= Page and application data records =
● ● ● ● ●

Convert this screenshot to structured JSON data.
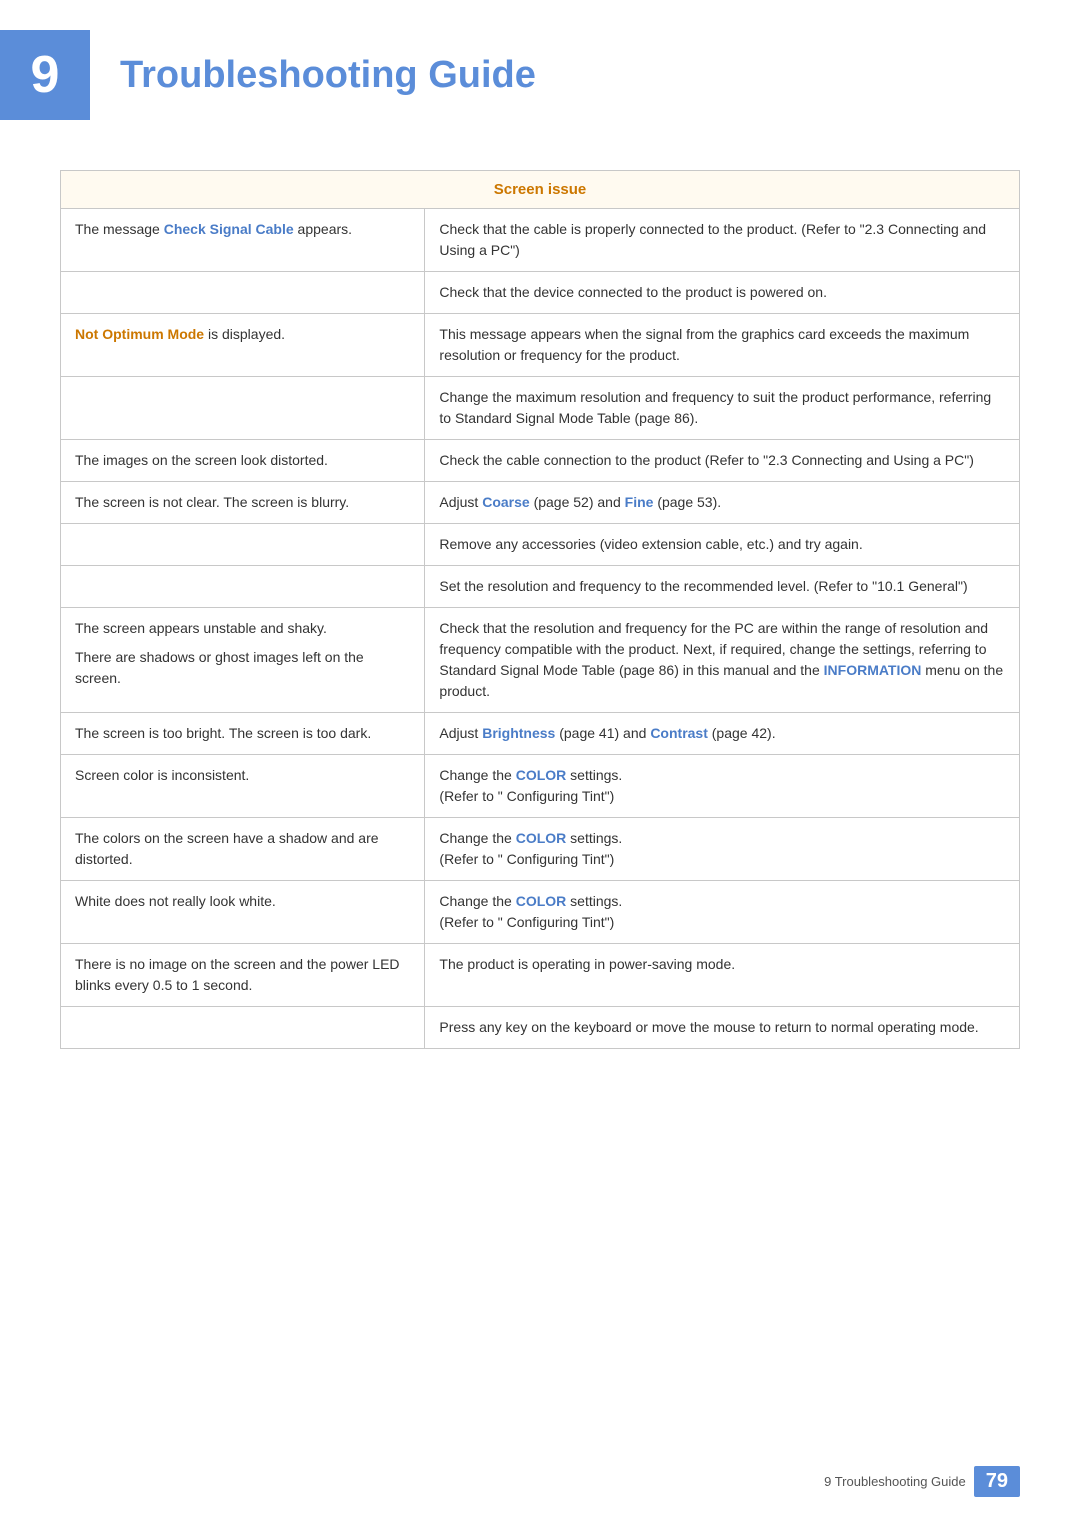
{
  "header": {
    "chapter_number": "9",
    "title": "Troubleshooting Guide"
  },
  "table": {
    "section_header": "Screen issue",
    "rows": [
      {
        "problem": "The message __Check Signal Cable__ appears.",
        "problem_parts": [
          {
            "text": "The message ",
            "bold": false,
            "color": null
          },
          {
            "text": "Check Signal Cable",
            "bold": true,
            "color": "blue"
          },
          {
            "text": " appears.",
            "bold": false,
            "color": null
          }
        ],
        "solutions": [
          "Check that the cable is properly connected to the product. (Refer to \"2.3 Connecting and Using a PC\")",
          "Check that the device connected to the product is powered on."
        ]
      },
      {
        "problem": "__Not Optimum Mode__ is displayed.",
        "problem_parts": [
          {
            "text": "Not Optimum Mode",
            "bold": true,
            "color": "orange"
          },
          {
            "text": " is displayed.",
            "bold": false,
            "color": null
          }
        ],
        "solutions": [
          "This message appears when the signal from the graphics card exceeds the maximum resolution or frequency for the product.",
          "Change the maximum resolution and frequency to suit the product performance, referring to Standard Signal Mode Table (page 86)."
        ]
      },
      {
        "problem": "The images on the screen look distorted.",
        "problem_parts": [
          {
            "text": "The images on the screen look distorted.",
            "bold": false,
            "color": null
          }
        ],
        "solutions": [
          "Check the cable connection to the product (Refer to \"2.3 Connecting and Using a PC\")"
        ]
      },
      {
        "problem": "The screen is not clear. The screen is blurry.",
        "problem_parts": [
          {
            "text": "The screen is not clear. The screen is blurry.",
            "bold": false,
            "color": null
          }
        ],
        "solutions": [
          "__Coarse_blue__ (page 52) and __Fine_blue__ (page 53).",
          "Remove any accessories (video extension cable, etc.) and try again.",
          "Set the resolution and frequency to the recommended level. (Refer to \"10.1 General\")"
        ],
        "solution_parts": [
          [
            {
              "text": "Adjust ",
              "bold": false
            },
            {
              "text": "Coarse",
              "bold": true,
              "color": "blue"
            },
            {
              "text": " (page 52) and ",
              "bold": false
            },
            {
              "text": "Fine",
              "bold": true,
              "color": "blue"
            },
            {
              "text": " (page 53).",
              "bold": false
            }
          ],
          [
            {
              "text": "Remove any accessories (video extension cable, etc.) and try again.",
              "bold": false
            }
          ],
          [
            {
              "text": "Set the resolution and frequency to the recommended level. (Refer to \"10.1 General\")",
              "bold": false
            }
          ]
        ]
      },
      {
        "problem_merged": true,
        "problems": [
          "The screen appears unstable and shaky.",
          "There are shadows or ghost images left on the screen."
        ],
        "solution_parts": [
          [
            {
              "text": "Check that the resolution and frequency for the PC are within the range of resolution and frequency compatible with the product. Next, if required, change the settings, referring to Standard Signal Mode Table (page 86) in this manual and the ",
              "bold": false
            },
            {
              "text": "INFORMATION",
              "bold": true,
              "color": "blue"
            },
            {
              "text": " menu on the product.",
              "bold": false
            }
          ]
        ]
      },
      {
        "problem_parts": [
          {
            "text": "The screen is too bright. The screen is too dark.",
            "bold": false,
            "color": null
          }
        ],
        "solution_parts": [
          [
            {
              "text": "Adjust ",
              "bold": false
            },
            {
              "text": "Brightness",
              "bold": true,
              "color": "blue"
            },
            {
              "text": " (page 41) and ",
              "bold": false
            },
            {
              "text": "Contrast",
              "bold": true,
              "color": "blue"
            },
            {
              "text": " (page 42).",
              "bold": false
            }
          ]
        ]
      },
      {
        "problem_parts": [
          {
            "text": "Screen color is inconsistent.",
            "bold": false
          }
        ],
        "solution_parts": [
          [
            {
              "text": "Change the ",
              "bold": false
            },
            {
              "text": "COLOR",
              "bold": true,
              "color": "blue"
            },
            {
              "text": " settings.",
              "bold": false
            }
          ],
          [
            {
              "text": "(Refer to \" Configuring Tint\")",
              "bold": false
            }
          ]
        ]
      },
      {
        "problem_merged": true,
        "problems": [
          "The colors on the screen have a shadow and are distorted."
        ],
        "solution_parts": [
          [
            {
              "text": "Change the ",
              "bold": false
            },
            {
              "text": "COLOR",
              "bold": true,
              "color": "blue"
            },
            {
              "text": " settings.",
              "bold": false
            }
          ],
          [
            {
              "text": "(Refer to \" Configuring Tint\")",
              "bold": false
            }
          ]
        ]
      },
      {
        "problem_parts": [
          {
            "text": "White does not really look white.",
            "bold": false
          }
        ],
        "solution_parts": [
          [
            {
              "text": "Change the ",
              "bold": false
            },
            {
              "text": "COLOR",
              "bold": true,
              "color": "blue"
            },
            {
              "text": " settings.",
              "bold": false
            }
          ],
          [
            {
              "text": "(Refer to \" Configuring Tint\")",
              "bold": false
            }
          ]
        ]
      },
      {
        "problem_merged": true,
        "problems": [
          "There is no image on the screen and the power LED blinks every 0.5 to 1 second."
        ],
        "solution_parts": [
          [
            {
              "text": "The product is operating in power-saving mode.",
              "bold": false
            }
          ],
          [
            {
              "text": "Press any key on the keyboard or move the mouse to return to normal operating mode.",
              "bold": false
            }
          ]
        ]
      }
    ]
  },
  "footer": {
    "text": "9 Troubleshooting Guide",
    "page_number": "79"
  }
}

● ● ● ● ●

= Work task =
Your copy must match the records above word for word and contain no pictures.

= Solution =
Convert this screenshot to structured JSON data.
{
  "header": {
    "chapter_number": "9",
    "title": "Troubleshooting Guide"
  },
  "table": {
    "section_header": "Screen issue",
    "rows": [
      {
        "problem": "The message __Check Signal Cable__ appears.",
        "problem_parts": [
          {
            "text": "The message ",
            "bold": false,
            "color": null
          },
          {
            "text": "Check Signal Cable",
            "bold": true,
            "color": "blue"
          },
          {
            "text": " appears.",
            "bold": false,
            "color": null
          }
        ],
        "solutions": [
          "Check that the cable is properly connected to the product. (Refer to \"2.3 Connecting and Using a PC\")",
          "Check that the device connected to the product is powered on."
        ]
      },
      {
        "problem": "__Not Optimum Mode__ is displayed.",
        "problem_parts": [
          {
            "text": "Not Optimum Mode",
            "bold": true,
            "color": "orange"
          },
          {
            "text": " is displayed.",
            "bold": false,
            "color": null
          }
        ],
        "solutions": [
          "This message appears when the signal from the graphics card exceeds the maximum resolution or frequency for the product.",
          "Change the maximum resolution and frequency to suit the product performance, referring to Standard Signal Mode Table (page 86)."
        ]
      },
      {
        "problem": "The images on the screen look distorted.",
        "problem_parts": [
          {
            "text": "The images on the screen look distorted.",
            "bold": false,
            "color": null
          }
        ],
        "solutions": [
          "Check the cable connection to the product (Refer to \"2.3 Connecting and Using a PC\")"
        ]
      },
      {
        "problem": "The screen is not clear. The screen is blurry.",
        "problem_parts": [
          {
            "text": "The screen is not clear. The screen is blurry.",
            "bold": false,
            "color": null
          }
        ],
        "solutions": [
          "__Coarse_blue__ (page 52) and __Fine_blue__ (page 53).",
          "Remove any accessories (video extension cable, etc.) and try again.",
          "Set the resolution and frequency to the recommended level. (Refer to \"10.1 General\")"
        ],
        "solution_parts": [
          [
            {
              "text": "Adjust ",
              "bold": false
            },
            {
              "text": "Coarse",
              "bold": true,
              "color": "blue"
            },
            {
              "text": " (page 52) and ",
              "bold": false
            },
            {
              "text": "Fine",
              "bold": true,
              "color": "blue"
            },
            {
              "text": " (page 53).",
              "bold": false
            }
          ],
          [
            {
              "text": "Remove any accessories (video extension cable, etc.) and try again.",
              "bold": false
            }
          ],
          [
            {
              "text": "Set the resolution and frequency to the recommended level. (Refer to \"10.1 General\")",
              "bold": false
            }
          ]
        ]
      },
      {
        "problem_merged": true,
        "problems": [
          "The screen appears unstable and shaky.",
          "There are shadows or ghost images left on the screen."
        ],
        "solution_parts": [
          [
            {
              "text": "Check that the resolution and frequency for the PC are within the range of resolution and frequency compatible with the product. Next, if required, change the settings, referring to Standard Signal Mode Table (page 86) in this manual and the ",
              "bold": false
            },
            {
              "text": "INFORMATION",
              "bold": true,
              "color": "blue"
            },
            {
              "text": " menu on the product.",
              "bold": false
            }
          ]
        ]
      },
      {
        "problem_parts": [
          {
            "text": "The screen is too bright. The screen is too dark.",
            "bold": false,
            "color": null
          }
        ],
        "solution_parts": [
          [
            {
              "text": "Adjust ",
              "bold": false
            },
            {
              "text": "Brightness",
              "bold": true,
              "color": "blue"
            },
            {
              "text": " (page 41) and ",
              "bold": false
            },
            {
              "text": "Contrast",
              "bold": true,
              "color": "blue"
            },
            {
              "text": " (page 42).",
              "bold": false
            }
          ]
        ]
      },
      {
        "problem_parts": [
          {
            "text": "Screen color is inconsistent.",
            "bold": false
          }
        ],
        "solution_parts": [
          [
            {
              "text": "Change the ",
              "bold": false
            },
            {
              "text": "COLOR",
              "bold": true,
              "color": "blue"
            },
            {
              "text": " settings.",
              "bold": false
            }
          ],
          [
            {
              "text": "(Refer to \" Configuring Tint\")",
              "bold": false
            }
          ]
        ]
      },
      {
        "problem_merged": true,
        "problems": [
          "The colors on the screen have a shadow and are distorted."
        ],
        "solution_parts": [
          [
            {
              "text": "Change the ",
              "bold": false
            },
            {
              "text": "COLOR",
              "bold": true,
              "color": "blue"
            },
            {
              "text": " settings.",
              "bold": false
            }
          ],
          [
            {
              "text": "(Refer to \" Configuring Tint\")",
              "bold": false
            }
          ]
        ]
      },
      {
        "problem_parts": [
          {
            "text": "White does not really look white.",
            "bold": false
          }
        ],
        "solution_parts": [
          [
            {
              "text": "Change the ",
              "bold": false
            },
            {
              "text": "COLOR",
              "bold": true,
              "color": "blue"
            },
            {
              "text": " settings.",
              "bold": false
            }
          ],
          [
            {
              "text": "(Refer to \" Configuring Tint\")",
              "bold": false
            }
          ]
        ]
      },
      {
        "problem_merged": true,
        "problems": [
          "There is no image on the screen and the power LED blinks every 0.5 to 1 second."
        ],
        "solution_parts": [
          [
            {
              "text": "The product is operating in power-saving mode.",
              "bold": false
            }
          ],
          [
            {
              "text": "Press any key on the keyboard or move the mouse to return to normal operating mode.",
              "bold": false
            }
          ]
        ]
      }
    ]
  },
  "footer": {
    "text": "9 Troubleshooting Guide",
    "page_number": "79"
  }
}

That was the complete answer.